Watermelons have rather finicky preferences for climate and are susceptible to several pest and disease problems that can cause stunted growth of the vines or fruit. If your vines or melons stop growing in the middle of the season, you'll need to closely inspect the plants and note any additional symptoms that can provide clues as to the cause of the problem.
If your plants seem to be producing few or undersized fruit, lack of pollination is a common cause. Watermelons produce both male and female blossoms and require a transfer of pollen from the male to the female blossom. Most pollination is done by honeybees. To avoid interfering with pollination, never spray insecticides while blossoms are open. You can hand-pollinate plants if local bee populations are inadequate.
Climate and Cultural Problems
Dry weather or other problems that damage the plant's roots and prevent the uptake of adequate water can cause watermelons to under develop. For example, hoeing too deeply can cut the plant's roots and cause dehydration similar to a dry spell. Mulching around plants helps keep the soil moist and prevents weed problems. Over fertilizing with nitrogen can cause abundant leafy growth but little development of fruit. Likewise, overcrowding can cause poor fruit development.

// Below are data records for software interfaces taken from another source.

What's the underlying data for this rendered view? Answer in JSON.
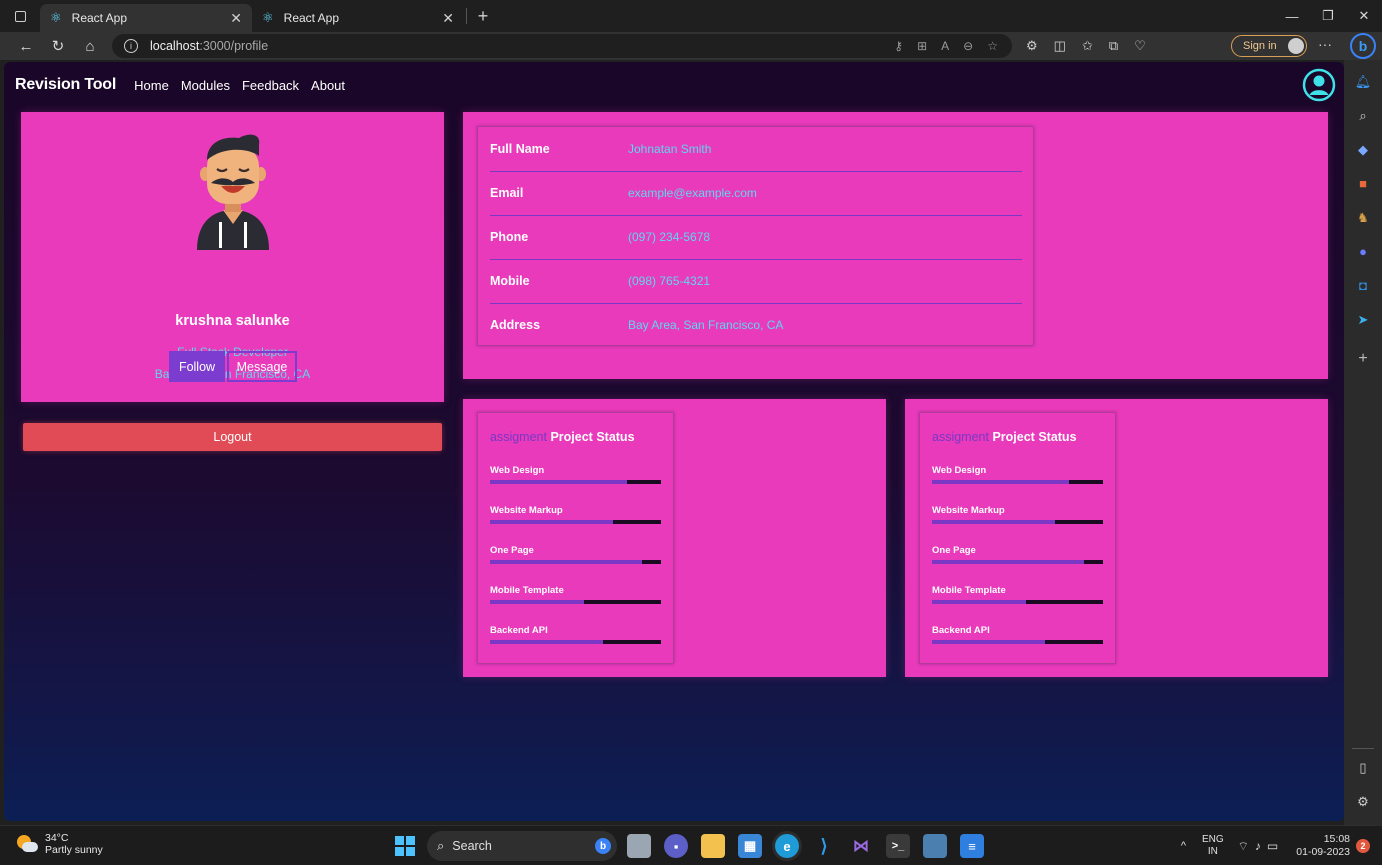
{
  "browser": {
    "tabs": [
      {
        "title": "React App",
        "active": true
      },
      {
        "title": "React App",
        "active": false
      }
    ],
    "url_host": "localhost",
    "url_path": ":3000/profile",
    "signin_label": "Sign in"
  },
  "app": {
    "brand": "Revision Tool",
    "nav": [
      "Home",
      "Modules",
      "Feedback",
      "About"
    ]
  },
  "profile": {
    "name": "krushna salunke",
    "role": "Full Stack Developer",
    "location": "Bay Area, San Francisco, CA",
    "follow_label": "Follow",
    "message_label": "Message",
    "logout_label": "Logout"
  },
  "details": [
    {
      "label": "Full Name",
      "value": "Johnatan Smith"
    },
    {
      "label": "Email",
      "value": "example@example.com"
    },
    {
      "label": "Phone",
      "value": "(097) 234-5678"
    },
    {
      "label": "Mobile",
      "value": "(098) 765-4321"
    },
    {
      "label": "Address",
      "value": "Bay Area, San Francisco, CA"
    }
  ],
  "status_cards": [
    {
      "prefix": "assigment",
      "title": "Project Status",
      "items": [
        {
          "label": "Web Design",
          "progress": 0.8
        },
        {
          "label": "Website Markup",
          "progress": 0.72
        },
        {
          "label": "One Page",
          "progress": 0.89
        },
        {
          "label": "Mobile Template",
          "progress": 0.55
        },
        {
          "label": "Backend API",
          "progress": 0.66
        }
      ]
    },
    {
      "prefix": "assigment",
      "title": "Project Status",
      "items": [
        {
          "label": "Web Design",
          "progress": 0.8
        },
        {
          "label": "Website Markup",
          "progress": 0.72
        },
        {
          "label": "One Page",
          "progress": 0.89
        },
        {
          "label": "Mobile Template",
          "progress": 0.55
        },
        {
          "label": "Backend API",
          "progress": 0.66
        }
      ]
    }
  ],
  "taskbar": {
    "temp": "34°C",
    "weather": "Partly sunny",
    "search": "Search",
    "lang_1": "ENG",
    "lang_2": "IN",
    "time": "15:08",
    "date": "01-09-2023",
    "notifications": "2"
  },
  "colors": {
    "card": "#e83abb",
    "accent": "#7a38c4",
    "cyan_text": "#5ed8ee",
    "logout": "#e04b55"
  }
}
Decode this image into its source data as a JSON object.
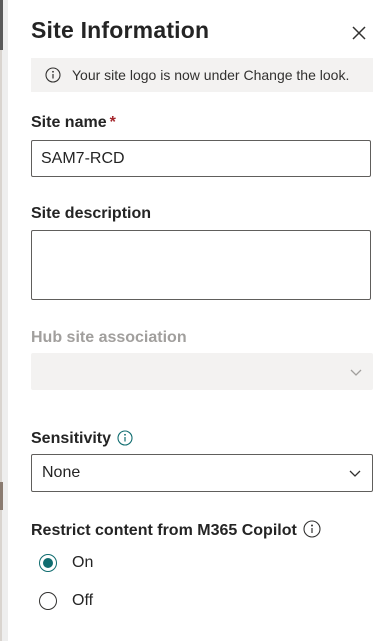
{
  "panel": {
    "title": "Site Information",
    "close_icon": "close-icon"
  },
  "notice": {
    "icon": "info-icon",
    "text": "Your site logo is now under Change the look."
  },
  "site_name": {
    "label": "Site name",
    "required_marker": "*",
    "value": "SAM7-RCD"
  },
  "site_description": {
    "label": "Site description",
    "value": ""
  },
  "hub_site": {
    "label": "Hub site association",
    "value": "",
    "disabled": true
  },
  "sensitivity": {
    "label": "Sensitivity",
    "value": "None"
  },
  "copilot": {
    "label": "Restrict content from M365 Copilot",
    "options": [
      {
        "label": "On",
        "checked": true
      },
      {
        "label": "Off",
        "checked": false
      }
    ]
  },
  "colors": {
    "accent": "#0f6c6f",
    "required": "#a4262c",
    "disabled_text": "#a19f9d",
    "notice_bg": "#f3f2f1"
  }
}
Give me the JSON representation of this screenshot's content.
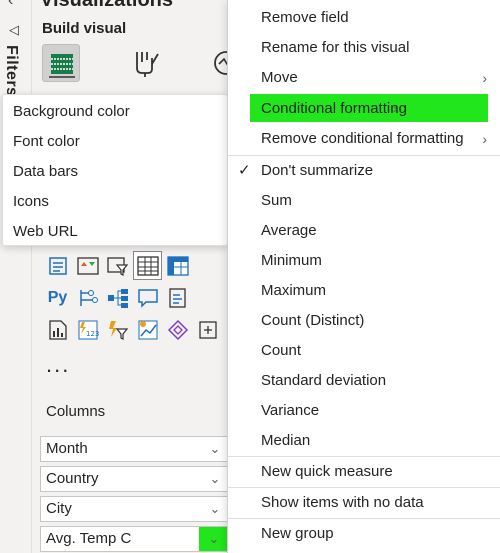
{
  "filters": {
    "label": "Filters"
  },
  "viz": {
    "header": "Visualizations",
    "build_visual": "Build visual",
    "columns_label": "Columns",
    "more": "...",
    "fields": [
      {
        "label": "Month"
      },
      {
        "label": "Country"
      },
      {
        "label": "City"
      },
      {
        "label": "Avg. Temp C"
      }
    ]
  },
  "submenu": {
    "items": [
      "Background color",
      "Font color",
      "Data bars",
      "Icons",
      "Web URL"
    ]
  },
  "menu": {
    "items": {
      "remove_field": "Remove field",
      "rename": "Rename for this visual",
      "move": "Move",
      "conditional_formatting": "Conditional formatting",
      "remove_conditional": "Remove conditional formatting",
      "dont_summarize": "Don't summarize",
      "sum": "Sum",
      "average": "Average",
      "minimum": "Minimum",
      "maximum": "Maximum",
      "count_distinct": "Count (Distinct)",
      "count": "Count",
      "stddev": "Standard deviation",
      "variance": "Variance",
      "median": "Median",
      "new_quick_measure": "New quick measure",
      "show_items_no_data": "Show items with no data",
      "new_group": "New group"
    }
  },
  "colors": {
    "highlight": "#21e61b",
    "accent_blue": "#1f6fbf"
  }
}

Cucumber beetles are the most serious insect pest of watermelons. These small yellow beetles have bold black stripes or spots on their carapaces. Cucumber beetles will feed on all parts of the watermelon plant, including the flowers and fruit. Feeding damage can stunt the growth of plants. Cucumber beetles also transmit the fatal disease bacterial wilt. Cover watermelon plants with floating row covers to keep beetles off your plants; however, you must remove the covers during bloom season to allow for pollination. Remove weeds that provide the beetles with shelter, and handpick and destroy any beetles you find. Melon aphids also feed on watermelons and can cause few fruits to form. These tiny insects feed on the undersides of the leaves. Insecticidal soap controls them without harming bees or beneficial insects.
Two diseases can cause stunted growth in watermelons. Root-knot nematodes are microscopic worms that invade the plant's roots, affecting its ability to take in water and nutrients. Plants grow poorly, wilt during hot weather and appear yellowish in color. Infected plants produce few fruits. Examining the plant's roots reveals swellings called galls. Soil fumigation or solarization is required to kill nematodes. Rotating watermelon with non-susceptible crops and clearing all infected plant material from the garden helps reduce the risk of infection. Powdery mildew can cause stunted growth of infected foliage as well as fruits. Plants appear to have a white powder growing on their leaves. Infections mostly occur during humid weather. Plant resistant varieties or use a preventative fungicide to avoid infection.
- Clemson Cooperative Extension; Watermelons; Gilbert Miller; June 1999
- University of Florida IFAS Extension; Home Vegetable Garden Techniques: Hand Pollination of Squash and Corn in Small Gardens; Ed Thralls, et al.
- University of Illinois Extension; Watermelon; Ron Wolford, et al.
- Clemson Cooperative Extension; Cucumber, Squash, Melon & Other Cucurbit Insect Pests; Randall P. Griffin, et al.; March 1999
- Clemson Cooperative Extension; Cucumber, Squash, Melon & Other Cucurbit Diseases; Nancy Doubrava, et al.; September 1999